- _TASK_: When "JSON" occurs in a line of the material, copy that line.
***** PROVIDED RECORDS *****
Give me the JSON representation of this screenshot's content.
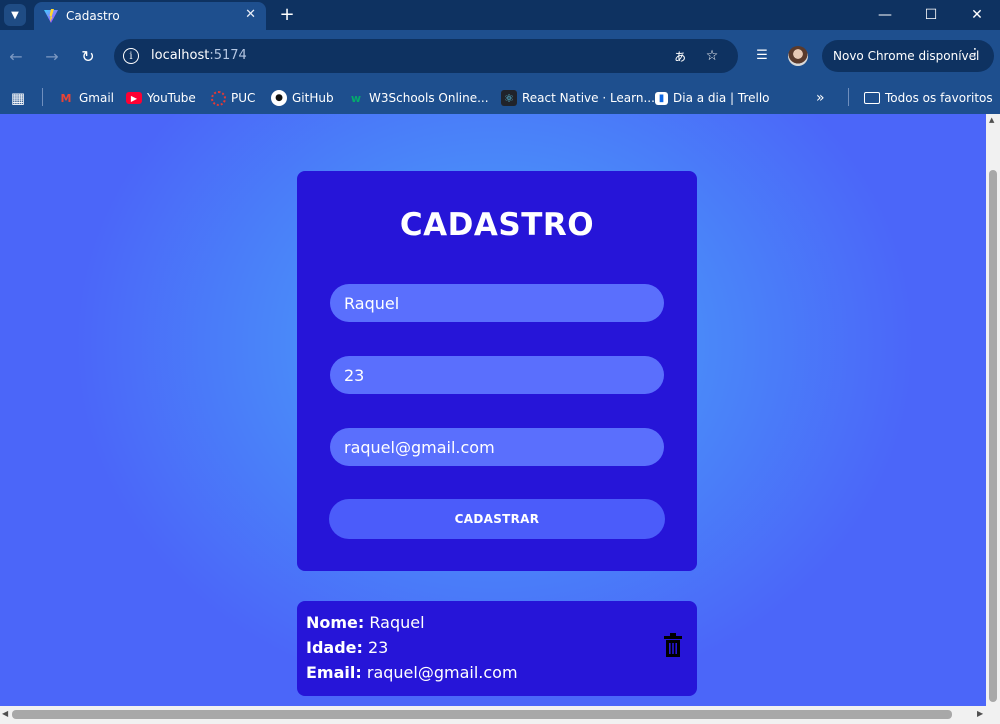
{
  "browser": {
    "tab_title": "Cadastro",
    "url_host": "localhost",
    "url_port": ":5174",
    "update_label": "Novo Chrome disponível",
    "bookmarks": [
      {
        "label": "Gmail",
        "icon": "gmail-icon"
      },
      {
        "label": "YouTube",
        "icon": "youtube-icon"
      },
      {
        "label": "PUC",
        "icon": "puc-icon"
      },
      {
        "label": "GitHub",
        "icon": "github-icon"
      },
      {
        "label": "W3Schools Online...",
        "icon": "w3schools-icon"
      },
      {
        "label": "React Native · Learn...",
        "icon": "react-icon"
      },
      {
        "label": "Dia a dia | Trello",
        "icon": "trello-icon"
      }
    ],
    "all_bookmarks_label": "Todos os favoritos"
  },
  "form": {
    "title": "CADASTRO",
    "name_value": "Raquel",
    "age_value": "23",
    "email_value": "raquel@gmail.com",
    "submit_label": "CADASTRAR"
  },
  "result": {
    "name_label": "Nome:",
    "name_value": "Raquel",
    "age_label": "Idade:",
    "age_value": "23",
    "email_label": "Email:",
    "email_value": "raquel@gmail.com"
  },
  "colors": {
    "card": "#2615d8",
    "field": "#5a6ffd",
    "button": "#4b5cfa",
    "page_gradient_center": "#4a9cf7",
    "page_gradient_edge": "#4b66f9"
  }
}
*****
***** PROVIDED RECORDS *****
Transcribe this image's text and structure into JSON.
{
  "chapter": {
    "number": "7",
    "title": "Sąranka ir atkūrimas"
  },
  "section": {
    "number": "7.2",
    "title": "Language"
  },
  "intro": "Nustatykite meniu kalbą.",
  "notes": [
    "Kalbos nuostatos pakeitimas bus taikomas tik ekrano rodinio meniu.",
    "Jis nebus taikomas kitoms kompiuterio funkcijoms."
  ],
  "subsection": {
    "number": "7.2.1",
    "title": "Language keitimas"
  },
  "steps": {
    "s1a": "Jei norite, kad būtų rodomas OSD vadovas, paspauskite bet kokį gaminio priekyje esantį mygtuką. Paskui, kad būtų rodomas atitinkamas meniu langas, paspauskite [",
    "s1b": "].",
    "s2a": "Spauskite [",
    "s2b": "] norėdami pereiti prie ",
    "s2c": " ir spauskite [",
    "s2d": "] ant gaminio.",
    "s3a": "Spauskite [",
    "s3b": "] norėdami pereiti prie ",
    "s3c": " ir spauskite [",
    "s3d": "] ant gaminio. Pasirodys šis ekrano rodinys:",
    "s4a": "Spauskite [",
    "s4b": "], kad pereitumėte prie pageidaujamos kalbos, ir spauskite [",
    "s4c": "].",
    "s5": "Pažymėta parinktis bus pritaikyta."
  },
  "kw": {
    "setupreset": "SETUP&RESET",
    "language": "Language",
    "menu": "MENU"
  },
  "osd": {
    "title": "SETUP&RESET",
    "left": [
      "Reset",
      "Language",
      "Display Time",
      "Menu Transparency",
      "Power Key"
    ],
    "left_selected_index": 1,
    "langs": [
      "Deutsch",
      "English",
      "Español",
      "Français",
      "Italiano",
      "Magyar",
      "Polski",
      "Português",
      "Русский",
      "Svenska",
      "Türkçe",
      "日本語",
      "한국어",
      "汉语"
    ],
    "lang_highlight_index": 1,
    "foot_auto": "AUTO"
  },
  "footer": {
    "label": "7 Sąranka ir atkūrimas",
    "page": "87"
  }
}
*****
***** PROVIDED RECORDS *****
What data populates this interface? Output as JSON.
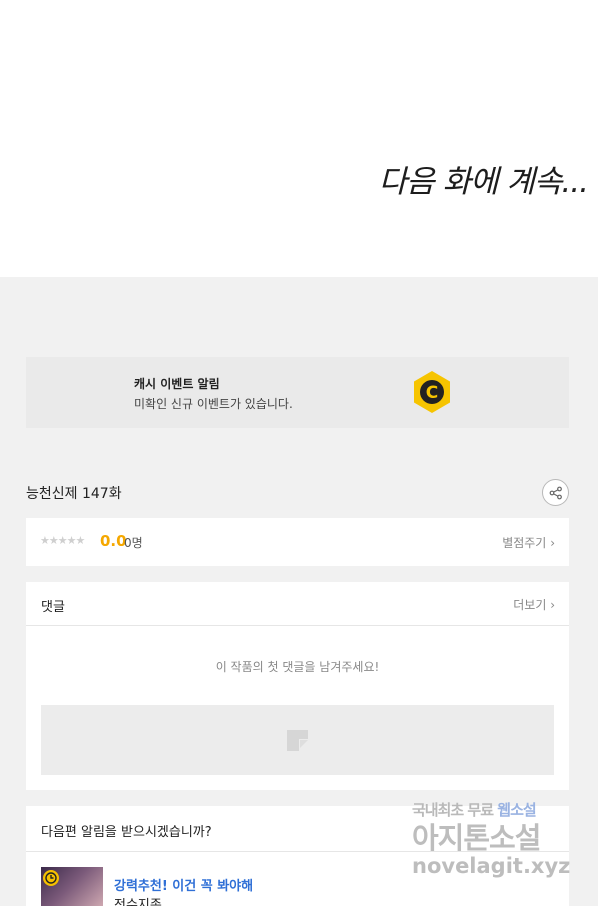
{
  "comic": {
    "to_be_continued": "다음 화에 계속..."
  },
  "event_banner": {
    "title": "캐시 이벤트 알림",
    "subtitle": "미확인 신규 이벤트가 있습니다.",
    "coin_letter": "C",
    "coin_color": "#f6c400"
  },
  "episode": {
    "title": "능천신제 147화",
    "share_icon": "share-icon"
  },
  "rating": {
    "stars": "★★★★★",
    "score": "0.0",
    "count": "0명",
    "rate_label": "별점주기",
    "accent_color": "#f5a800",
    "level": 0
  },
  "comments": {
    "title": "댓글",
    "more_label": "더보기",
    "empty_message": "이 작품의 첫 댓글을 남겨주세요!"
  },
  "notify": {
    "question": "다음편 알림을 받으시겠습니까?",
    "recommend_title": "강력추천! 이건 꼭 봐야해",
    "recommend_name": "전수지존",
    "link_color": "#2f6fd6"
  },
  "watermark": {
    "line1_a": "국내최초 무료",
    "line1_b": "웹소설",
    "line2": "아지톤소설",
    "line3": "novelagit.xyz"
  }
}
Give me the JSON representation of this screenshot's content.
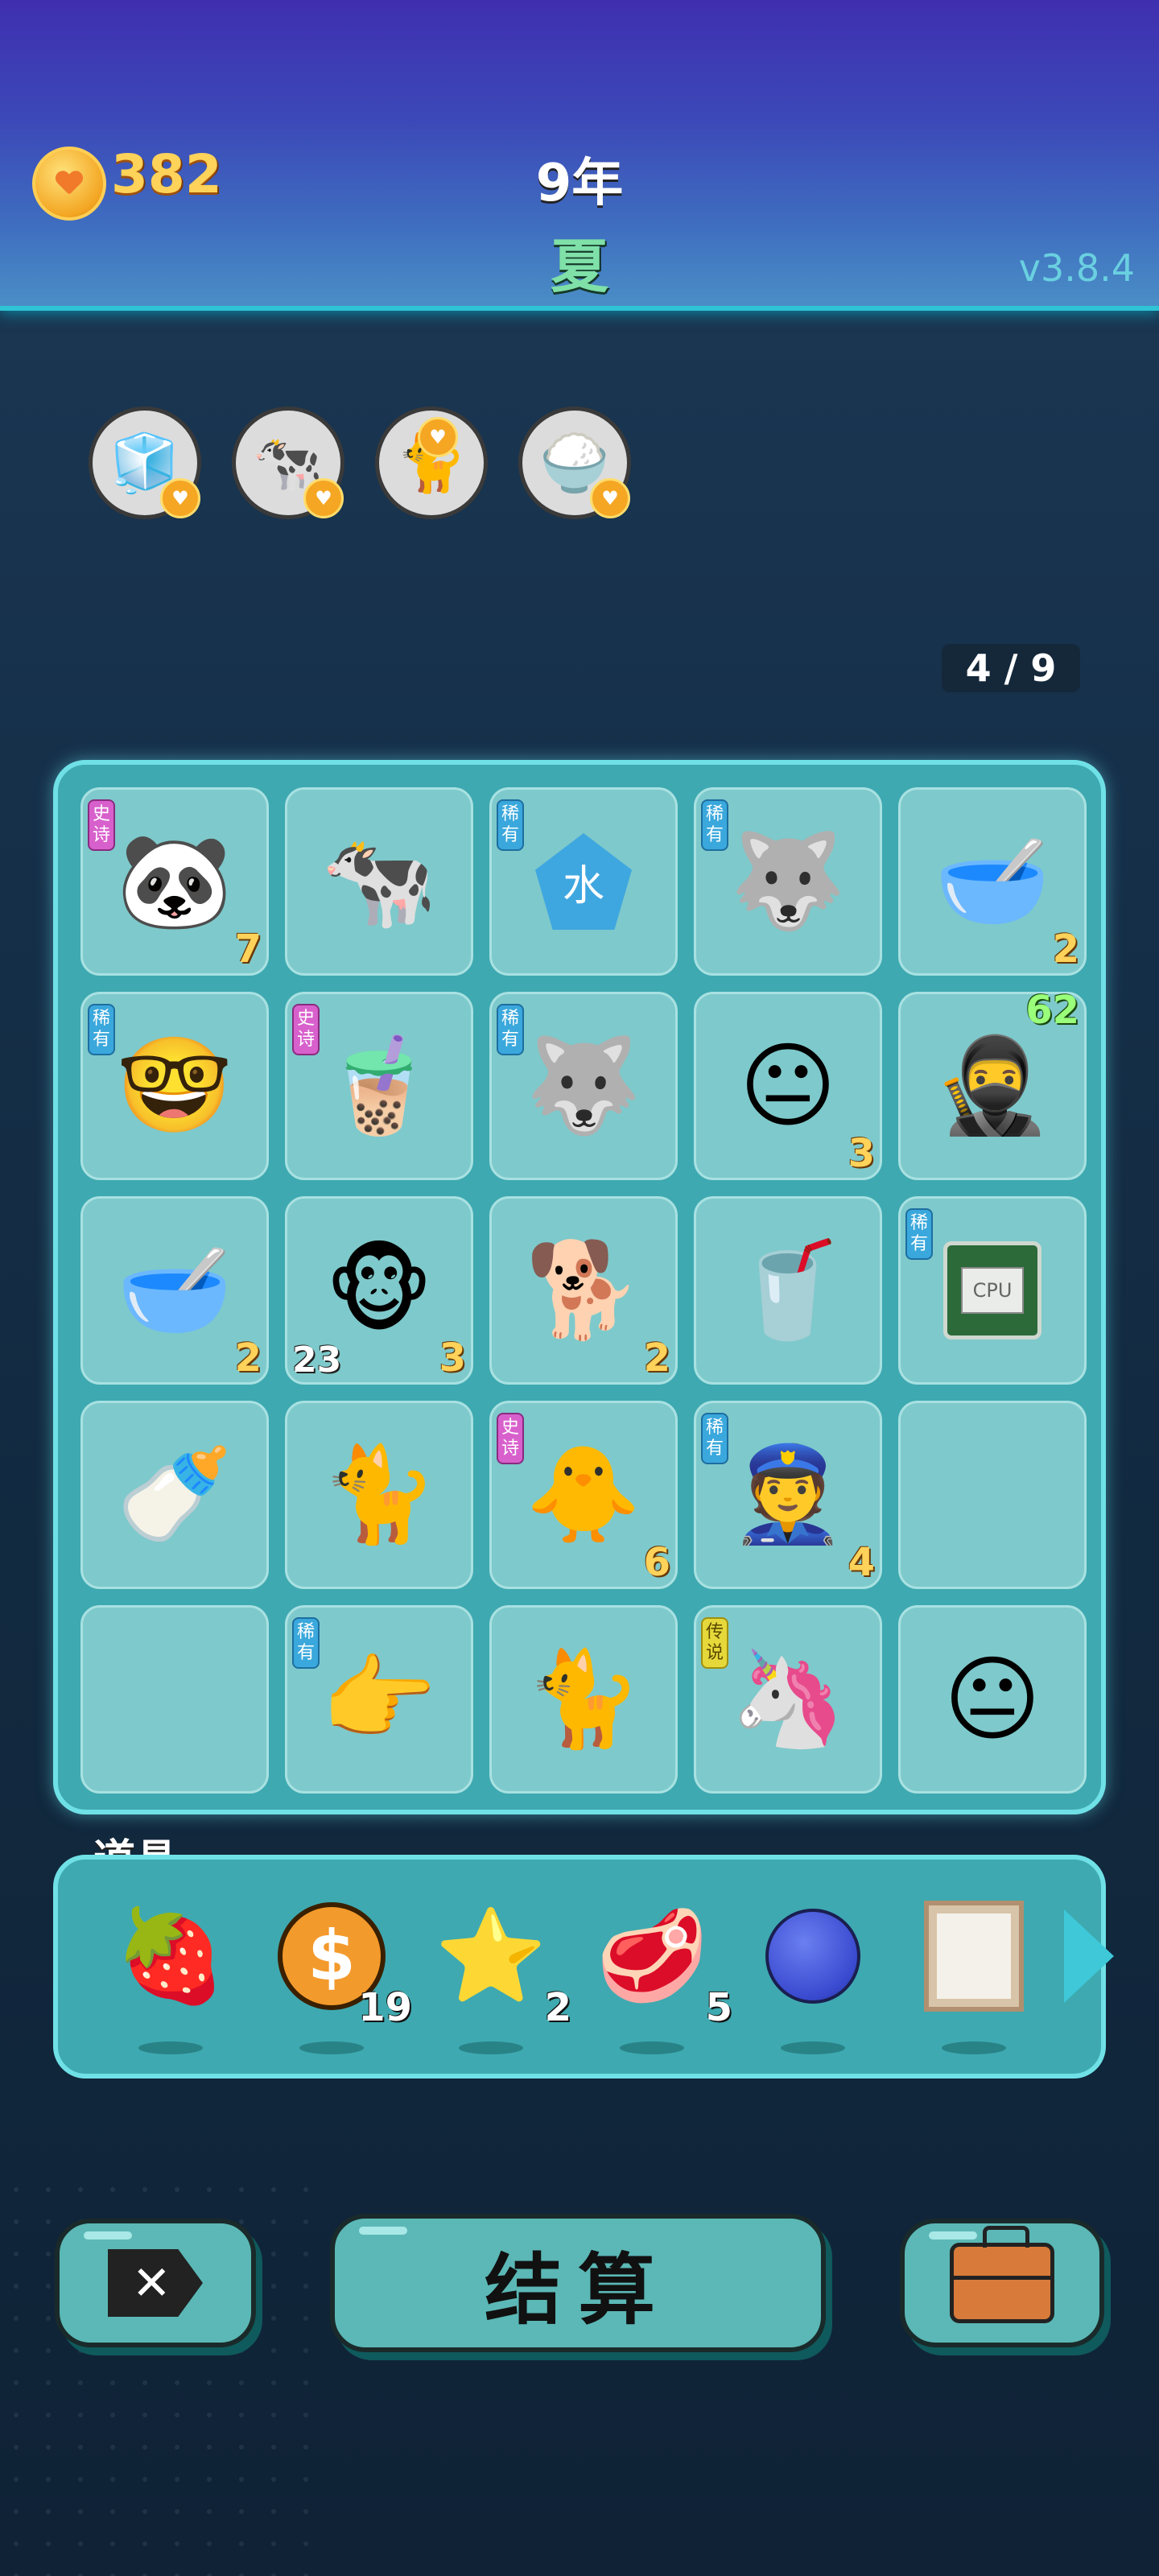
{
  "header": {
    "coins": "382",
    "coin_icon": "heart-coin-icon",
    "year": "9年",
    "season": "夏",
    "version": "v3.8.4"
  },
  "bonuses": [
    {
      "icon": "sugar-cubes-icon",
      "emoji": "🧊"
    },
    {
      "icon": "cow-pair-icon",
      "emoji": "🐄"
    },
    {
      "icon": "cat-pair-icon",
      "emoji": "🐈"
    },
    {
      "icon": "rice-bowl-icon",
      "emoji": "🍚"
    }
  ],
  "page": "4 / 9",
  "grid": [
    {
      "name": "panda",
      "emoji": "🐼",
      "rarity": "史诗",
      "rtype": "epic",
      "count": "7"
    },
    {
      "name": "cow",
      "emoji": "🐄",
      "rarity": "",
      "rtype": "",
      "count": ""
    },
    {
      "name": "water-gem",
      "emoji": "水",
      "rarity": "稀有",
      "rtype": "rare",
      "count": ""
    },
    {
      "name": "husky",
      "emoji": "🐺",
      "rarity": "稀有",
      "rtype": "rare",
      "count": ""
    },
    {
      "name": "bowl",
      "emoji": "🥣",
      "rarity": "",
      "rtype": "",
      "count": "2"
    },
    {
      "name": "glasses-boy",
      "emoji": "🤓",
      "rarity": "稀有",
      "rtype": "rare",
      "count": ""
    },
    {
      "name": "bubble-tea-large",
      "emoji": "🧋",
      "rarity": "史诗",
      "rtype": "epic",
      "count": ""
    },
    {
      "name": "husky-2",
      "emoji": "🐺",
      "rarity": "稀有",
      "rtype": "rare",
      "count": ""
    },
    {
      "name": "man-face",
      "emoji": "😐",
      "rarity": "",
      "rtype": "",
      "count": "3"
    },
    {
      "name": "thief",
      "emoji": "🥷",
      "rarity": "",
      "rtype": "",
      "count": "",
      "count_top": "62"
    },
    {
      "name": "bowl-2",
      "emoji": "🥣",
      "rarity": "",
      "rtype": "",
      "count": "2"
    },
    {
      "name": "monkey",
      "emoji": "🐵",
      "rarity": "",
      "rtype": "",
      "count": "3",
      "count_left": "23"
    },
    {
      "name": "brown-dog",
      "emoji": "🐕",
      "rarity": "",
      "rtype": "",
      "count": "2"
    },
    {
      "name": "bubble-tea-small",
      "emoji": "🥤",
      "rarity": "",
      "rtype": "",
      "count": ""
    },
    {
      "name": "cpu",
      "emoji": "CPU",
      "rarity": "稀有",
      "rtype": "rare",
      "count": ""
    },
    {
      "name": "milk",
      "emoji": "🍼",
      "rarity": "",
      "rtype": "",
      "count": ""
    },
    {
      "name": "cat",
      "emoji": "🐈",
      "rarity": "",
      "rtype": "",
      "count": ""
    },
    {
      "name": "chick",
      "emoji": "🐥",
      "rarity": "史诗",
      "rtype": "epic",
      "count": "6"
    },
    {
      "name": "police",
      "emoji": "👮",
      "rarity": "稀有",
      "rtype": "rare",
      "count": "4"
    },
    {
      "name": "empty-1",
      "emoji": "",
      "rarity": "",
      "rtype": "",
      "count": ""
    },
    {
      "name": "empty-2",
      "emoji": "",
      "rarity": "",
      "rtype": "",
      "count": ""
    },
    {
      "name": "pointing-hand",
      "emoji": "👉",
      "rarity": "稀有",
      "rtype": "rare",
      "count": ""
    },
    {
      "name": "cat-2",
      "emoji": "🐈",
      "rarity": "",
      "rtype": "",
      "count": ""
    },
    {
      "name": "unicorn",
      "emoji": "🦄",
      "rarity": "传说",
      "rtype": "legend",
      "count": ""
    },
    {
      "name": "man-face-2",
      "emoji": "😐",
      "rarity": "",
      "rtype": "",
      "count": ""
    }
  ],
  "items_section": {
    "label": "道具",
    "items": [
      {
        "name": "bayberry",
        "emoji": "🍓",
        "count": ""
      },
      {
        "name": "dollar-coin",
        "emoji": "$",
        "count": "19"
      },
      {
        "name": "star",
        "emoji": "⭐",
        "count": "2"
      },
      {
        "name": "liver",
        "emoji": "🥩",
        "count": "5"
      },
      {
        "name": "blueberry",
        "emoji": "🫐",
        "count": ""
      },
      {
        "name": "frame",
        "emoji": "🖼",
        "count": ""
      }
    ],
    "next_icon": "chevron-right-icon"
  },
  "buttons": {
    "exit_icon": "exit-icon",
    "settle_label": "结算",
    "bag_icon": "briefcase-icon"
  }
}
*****
- _EXERCISE SOLUTION_:
Give me the JSON representation of this screenshot's content.
Transcribe this image's text and structure into JSON.
What data populates this interface? Output as JSON.
Give me the JSON representation of this screenshot's content.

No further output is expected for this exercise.